> [Your objective] Your answer must consist of every line from the data below that includes the word "this".

** Data records follows **

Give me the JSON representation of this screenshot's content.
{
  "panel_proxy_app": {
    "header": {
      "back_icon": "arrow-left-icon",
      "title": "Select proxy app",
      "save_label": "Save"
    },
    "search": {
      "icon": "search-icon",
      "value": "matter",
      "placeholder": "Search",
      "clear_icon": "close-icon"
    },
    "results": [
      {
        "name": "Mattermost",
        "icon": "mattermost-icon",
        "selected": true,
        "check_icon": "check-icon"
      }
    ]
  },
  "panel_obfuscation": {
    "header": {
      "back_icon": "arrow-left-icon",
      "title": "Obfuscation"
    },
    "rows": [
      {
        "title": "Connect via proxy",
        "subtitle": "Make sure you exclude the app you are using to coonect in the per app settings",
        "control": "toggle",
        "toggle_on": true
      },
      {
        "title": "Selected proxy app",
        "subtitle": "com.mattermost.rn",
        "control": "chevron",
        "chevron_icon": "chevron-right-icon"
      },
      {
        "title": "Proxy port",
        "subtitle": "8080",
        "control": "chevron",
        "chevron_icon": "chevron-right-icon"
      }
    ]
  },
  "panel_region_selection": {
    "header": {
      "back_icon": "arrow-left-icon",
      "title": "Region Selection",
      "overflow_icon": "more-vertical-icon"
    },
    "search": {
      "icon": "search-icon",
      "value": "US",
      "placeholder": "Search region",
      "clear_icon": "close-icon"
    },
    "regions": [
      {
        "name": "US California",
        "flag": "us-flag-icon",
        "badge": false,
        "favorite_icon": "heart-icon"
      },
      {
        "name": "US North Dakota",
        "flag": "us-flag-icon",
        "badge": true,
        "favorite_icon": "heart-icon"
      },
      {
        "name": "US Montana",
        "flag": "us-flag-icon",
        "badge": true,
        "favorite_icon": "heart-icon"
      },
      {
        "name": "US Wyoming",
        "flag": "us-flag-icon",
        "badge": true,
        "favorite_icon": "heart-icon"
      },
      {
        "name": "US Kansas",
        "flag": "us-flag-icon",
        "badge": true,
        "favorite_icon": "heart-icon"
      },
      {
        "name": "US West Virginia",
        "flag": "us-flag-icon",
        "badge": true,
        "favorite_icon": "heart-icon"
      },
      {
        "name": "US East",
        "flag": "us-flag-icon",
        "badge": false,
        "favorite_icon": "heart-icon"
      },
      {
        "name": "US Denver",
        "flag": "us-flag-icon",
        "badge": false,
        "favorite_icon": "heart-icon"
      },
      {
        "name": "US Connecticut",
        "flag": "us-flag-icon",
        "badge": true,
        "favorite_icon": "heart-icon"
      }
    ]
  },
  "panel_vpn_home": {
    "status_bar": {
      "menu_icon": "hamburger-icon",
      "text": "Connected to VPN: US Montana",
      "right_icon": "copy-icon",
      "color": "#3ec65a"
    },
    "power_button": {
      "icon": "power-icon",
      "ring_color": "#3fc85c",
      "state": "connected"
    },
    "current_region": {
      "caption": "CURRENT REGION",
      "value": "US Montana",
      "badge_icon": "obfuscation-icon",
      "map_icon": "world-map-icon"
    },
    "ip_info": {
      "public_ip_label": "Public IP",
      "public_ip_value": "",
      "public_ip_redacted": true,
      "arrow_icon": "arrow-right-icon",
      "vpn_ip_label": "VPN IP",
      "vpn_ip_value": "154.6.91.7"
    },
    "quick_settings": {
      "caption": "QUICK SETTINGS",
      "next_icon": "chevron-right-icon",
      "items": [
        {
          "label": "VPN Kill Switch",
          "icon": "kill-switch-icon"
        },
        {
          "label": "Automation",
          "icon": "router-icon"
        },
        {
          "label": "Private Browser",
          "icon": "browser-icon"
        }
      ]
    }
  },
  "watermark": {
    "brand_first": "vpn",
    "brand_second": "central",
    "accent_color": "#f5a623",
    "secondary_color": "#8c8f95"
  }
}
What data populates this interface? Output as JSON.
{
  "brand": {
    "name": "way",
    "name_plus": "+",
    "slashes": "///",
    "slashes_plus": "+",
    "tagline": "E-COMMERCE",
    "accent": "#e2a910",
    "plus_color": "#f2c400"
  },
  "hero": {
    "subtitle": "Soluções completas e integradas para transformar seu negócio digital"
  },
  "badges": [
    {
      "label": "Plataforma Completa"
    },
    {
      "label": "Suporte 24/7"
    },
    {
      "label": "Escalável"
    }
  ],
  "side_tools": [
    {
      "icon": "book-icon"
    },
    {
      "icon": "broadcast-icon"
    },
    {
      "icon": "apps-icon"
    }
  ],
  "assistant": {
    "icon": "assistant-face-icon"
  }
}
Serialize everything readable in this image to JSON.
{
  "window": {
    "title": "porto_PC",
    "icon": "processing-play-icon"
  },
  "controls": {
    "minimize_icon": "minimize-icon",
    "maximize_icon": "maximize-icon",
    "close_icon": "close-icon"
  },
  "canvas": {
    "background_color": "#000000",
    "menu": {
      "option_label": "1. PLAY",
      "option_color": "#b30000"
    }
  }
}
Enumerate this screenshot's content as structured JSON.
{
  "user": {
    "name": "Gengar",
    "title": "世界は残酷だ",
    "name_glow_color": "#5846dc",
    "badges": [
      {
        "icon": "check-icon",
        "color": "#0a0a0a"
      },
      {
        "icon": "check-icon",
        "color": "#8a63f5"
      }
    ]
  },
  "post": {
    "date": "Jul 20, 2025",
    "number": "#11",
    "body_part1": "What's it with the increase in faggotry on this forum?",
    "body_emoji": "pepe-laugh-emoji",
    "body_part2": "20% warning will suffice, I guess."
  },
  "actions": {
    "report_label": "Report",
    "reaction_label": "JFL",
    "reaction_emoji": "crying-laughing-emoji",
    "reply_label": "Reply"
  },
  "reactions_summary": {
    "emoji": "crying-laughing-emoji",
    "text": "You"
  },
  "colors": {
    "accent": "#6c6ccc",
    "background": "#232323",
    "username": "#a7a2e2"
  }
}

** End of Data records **

> [Written response]
Give me the JSON representation of this screenshot's content.
What data populates this interface? Output as JSON.
Serialize everything readable in this image to JSON.
Enumerate this screenshot's content as structured JSON.
    "body_part1": "What's it with the increase in faggotry on this forum?",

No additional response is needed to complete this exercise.